Haiku sequence for the thunder moon

For Frank Tassone’s Thunder Moon challenge.

 

serene—riding

in unclouded silence—

thunder moon

 

summer speaks

silver and gold with thunder

in the moon’s voice

 

thunderstorms

nights rocked with rain lit day-bright

behind clouds—the moon

 

night storm

among the billows

the moon glows

 

look—not fireflies

about the moon not stars

lightning flickers

From dusk to morning

 

Deer are barking

across the setting sun

a world apart

 

through the long grass

snake glides

climbs the fig tree biblically

taking the slender boughway

over the hedge top

 

in the path

yellow feathers strewn

midnight feast

 

oriole flutes an elegy

for lost kindred

in the gold of morning

 

small corpses

cat-kill

laid by the path

an offering to the night fox

are gone by morning

 

Haiku for midsummer

The white bird is an egret.
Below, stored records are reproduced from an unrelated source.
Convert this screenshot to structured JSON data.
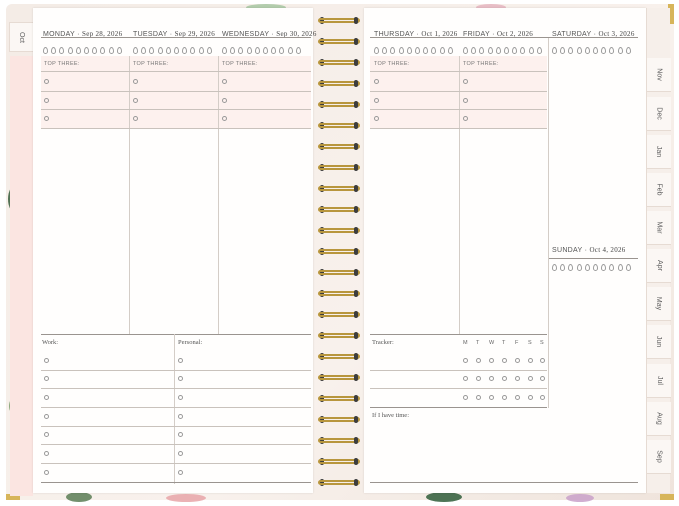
{
  "left_tab": "Oct",
  "month_tabs": [
    "Nov",
    "Dec",
    "Jan",
    "Feb",
    "Mar",
    "Apr",
    "May",
    "Jun",
    "Jul",
    "Aug",
    "Sep"
  ],
  "left_page": {
    "days": [
      {
        "weekday": "MONDAY",
        "date": "Sep 28, 2026"
      },
      {
        "weekday": "TUESDAY",
        "date": "Sep 29, 2026"
      },
      {
        "weekday": "WEDNESDAY",
        "date": "Sep 30, 2026"
      }
    ],
    "top_three_label": "TOP THREE:",
    "work_label": "Work:",
    "personal_label": "Personal:"
  },
  "right_page": {
    "days": [
      {
        "weekday": "THURSDAY",
        "date": "Oct 1, 2026"
      },
      {
        "weekday": "FRIDAY",
        "date": "Oct 2, 2026"
      },
      {
        "weekday": "SATURDAY",
        "date": "Oct 3, 2026"
      }
    ],
    "sunday": {
      "weekday": "SUNDAY",
      "date": "Oct 4, 2026"
    },
    "top_three_label": "TOP THREE:",
    "tracker_label": "Tracker:",
    "tracker_days": [
      "M",
      "T",
      "W",
      "T",
      "F",
      "S",
      "S"
    ],
    "if_time_label": "If I have time:"
  },
  "colors": {
    "accent_pink": "#fdf1ee",
    "gold": "#d7b55a",
    "cover": "#f4ece6"
  }
}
We usually see them in flocks, but this solitary individual (weirdo maybe) was flying with a great flock of red kites. The kites were after the hot-blooded creatures disturbed by the mowing, the egret was after grasshoppers.

 

egret

 

beneath drying stalks
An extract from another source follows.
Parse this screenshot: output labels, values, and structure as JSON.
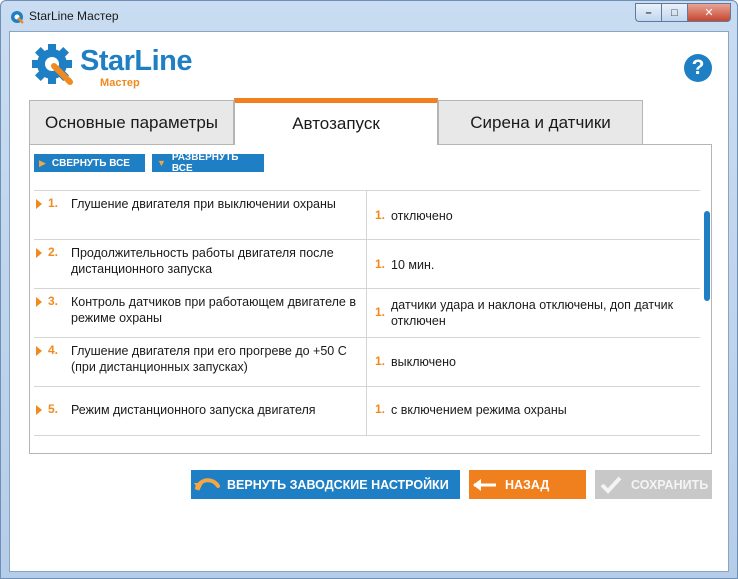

once gold

green ribs shine

 

waves of heat-shimmer

on the meadow break

with poplar-hiss

 

shade pools

dim as ocean depths where

bramble flowers wink

 

all these months
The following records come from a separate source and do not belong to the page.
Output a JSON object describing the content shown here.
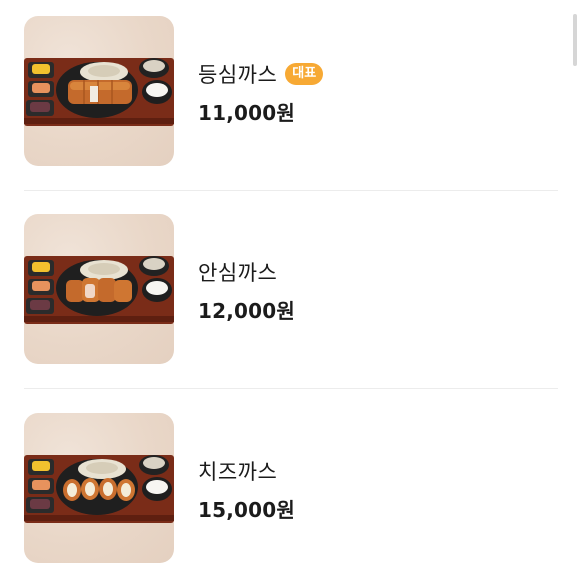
{
  "menu": {
    "items": [
      {
        "name": "등심까스",
        "badge": "대표",
        "price": "11,000원",
        "image": "pork-loin-cutlet-set"
      },
      {
        "name": "안심까스",
        "badge": "",
        "price": "12,000원",
        "image": "pork-tenderloin-cutlet-set"
      },
      {
        "name": "치즈까스",
        "badge": "",
        "price": "15,000원",
        "image": "cheese-cutlet-set"
      }
    ]
  },
  "colors": {
    "badge": "#f7a934",
    "text": "#1b1b1b",
    "divider": "#ececec"
  }
}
the thrush has sung dawn to dusk

through the dark days

 

light glitters now

damselfly-bright on the last

wave tip of spring

 

Haiku for the longest day

For Frank Tassone’s summer solstice prompt.

before mowing

the longest day

a day for mowing cutting

the year in half

 

all the golden stalks

the meadow

a battlefield

 

the gyre narrows

hawk objective probes beneath

the fallen grass

 

how did they know

before the engine’s rattle

that death was coming?

 

feather swarm glides

in untouching pattern

through the blue